There’s not much to be said for sitting in your mom’s basement and tweeting out dozens of snarky comments at people every day. “F you, Nazi!” “You’re ugly!” “That’s stupid and everyone knows that’s idiotic!” Percentage-wise, this is what most people use anonymity for these days. Without question, there are certainly people who use their anonymity to add a great amount of value to the world, but how many of them are there compared to the sea of online idiots? One for every thousand? One out of every fifty thousand? The majority of people commenting on the Internet aren’t doing much other than saying some variation of, “My tribe good! Other tribe bad!” or “I like that or hate that because I just do!” When you go from “people” to “anonymous people,” the number of worthwhile comments dwindles dramatically from there.
Are there people who would legitimately lose their jobs if they were caught saying what they think online? Absolutely, they do exist. However, it’s a dual-edged sword because if online anonymity had never existed, their jobs would have likely never been in jeopardy in the first place. If people could actually SEE the people that were complaining and the reality was, “It looks like there are thousands of people, but actually there are only about one hundred of them using multiple accounts. Plus, most of them look like weirdos and they don’t even live in the same state that our business is in,” would cancel culture be a thing? The whole cancel culture phenomenon is driven by paper tigers. It’s small numbers of strange, unhappy people who appear much larger than they are because anonymity lets them pretend to be armies that don’t exist.
That being said, getting rid of anonymity wouldn’t immediately put an end to cancel culture. However, even if it’s not sufficient, it probably is a necessary step – if only to make the people complaining put a little skin in the game. If someone would have to reveal their name while persecuting people instead of hiding behind forty anonymous accounts, you’d see more reluctance to behave badly because yes, they could have blowback, too. Are there people using their real names to behave badly today? Yes, but how many of them are doing it because they falsely believe thousands of people are supporting their efforts online when many of those “likes” and “retweets” are actually bots and multiple accounts? It’s no coincidence that people are much better behaved in the real world than they are online. Some of that is because having your nose within punching distance of someone’s fist tends to focus your mind, but it’s also because almost everyone is a much bigger jerk when they’re anonymous. That’s just human nature.
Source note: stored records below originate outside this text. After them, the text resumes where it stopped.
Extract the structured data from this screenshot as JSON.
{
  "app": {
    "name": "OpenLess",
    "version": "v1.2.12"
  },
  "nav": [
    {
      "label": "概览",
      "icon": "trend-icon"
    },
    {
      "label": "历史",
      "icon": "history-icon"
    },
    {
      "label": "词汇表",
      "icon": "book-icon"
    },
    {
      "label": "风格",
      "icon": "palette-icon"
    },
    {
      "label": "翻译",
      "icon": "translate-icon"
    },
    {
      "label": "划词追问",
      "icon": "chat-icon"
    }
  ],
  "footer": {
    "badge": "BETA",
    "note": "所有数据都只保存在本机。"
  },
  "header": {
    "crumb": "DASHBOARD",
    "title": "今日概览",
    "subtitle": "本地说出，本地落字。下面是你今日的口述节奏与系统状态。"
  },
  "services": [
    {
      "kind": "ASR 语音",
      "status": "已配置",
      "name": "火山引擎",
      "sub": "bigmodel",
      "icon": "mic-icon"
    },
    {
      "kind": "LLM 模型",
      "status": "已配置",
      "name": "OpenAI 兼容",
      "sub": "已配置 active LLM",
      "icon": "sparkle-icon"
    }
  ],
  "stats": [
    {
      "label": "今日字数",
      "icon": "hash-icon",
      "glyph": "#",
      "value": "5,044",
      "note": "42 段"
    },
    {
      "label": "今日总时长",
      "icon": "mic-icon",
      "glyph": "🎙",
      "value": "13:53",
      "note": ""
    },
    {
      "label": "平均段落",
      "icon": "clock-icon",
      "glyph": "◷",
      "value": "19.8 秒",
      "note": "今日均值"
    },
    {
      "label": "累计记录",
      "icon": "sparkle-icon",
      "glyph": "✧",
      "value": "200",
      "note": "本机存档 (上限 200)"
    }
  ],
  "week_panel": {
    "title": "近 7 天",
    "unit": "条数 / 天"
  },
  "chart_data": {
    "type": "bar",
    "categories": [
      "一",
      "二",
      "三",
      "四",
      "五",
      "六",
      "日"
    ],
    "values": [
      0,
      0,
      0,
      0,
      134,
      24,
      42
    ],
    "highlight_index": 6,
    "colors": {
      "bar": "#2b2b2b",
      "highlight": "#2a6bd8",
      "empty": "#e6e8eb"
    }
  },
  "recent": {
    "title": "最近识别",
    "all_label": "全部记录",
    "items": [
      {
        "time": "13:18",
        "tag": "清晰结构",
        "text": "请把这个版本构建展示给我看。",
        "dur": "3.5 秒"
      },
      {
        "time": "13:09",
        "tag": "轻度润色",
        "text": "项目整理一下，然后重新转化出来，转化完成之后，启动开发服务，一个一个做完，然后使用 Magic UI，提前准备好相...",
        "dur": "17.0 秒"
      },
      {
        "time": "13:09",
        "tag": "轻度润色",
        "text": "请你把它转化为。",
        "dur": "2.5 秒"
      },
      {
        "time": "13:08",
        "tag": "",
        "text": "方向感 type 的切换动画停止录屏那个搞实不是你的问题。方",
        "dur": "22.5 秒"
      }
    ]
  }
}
If you’re someone who loves being anonymous on the Internet, this probably isn’t going to change your mind, but if that’s not you, then at least consider the idea that over the long term, the best way to fix the poisonous culture on the Internet that is doing so much damage to our society is to get rid of anonymity. Fix that problem and so many other problems would eventually go away. If we’re being forced to live in a swamp, do we want to try to make it slightly more pleasant or do we want to drain the swamp and build on dry land? I’d say the latter way makes a lot more sense.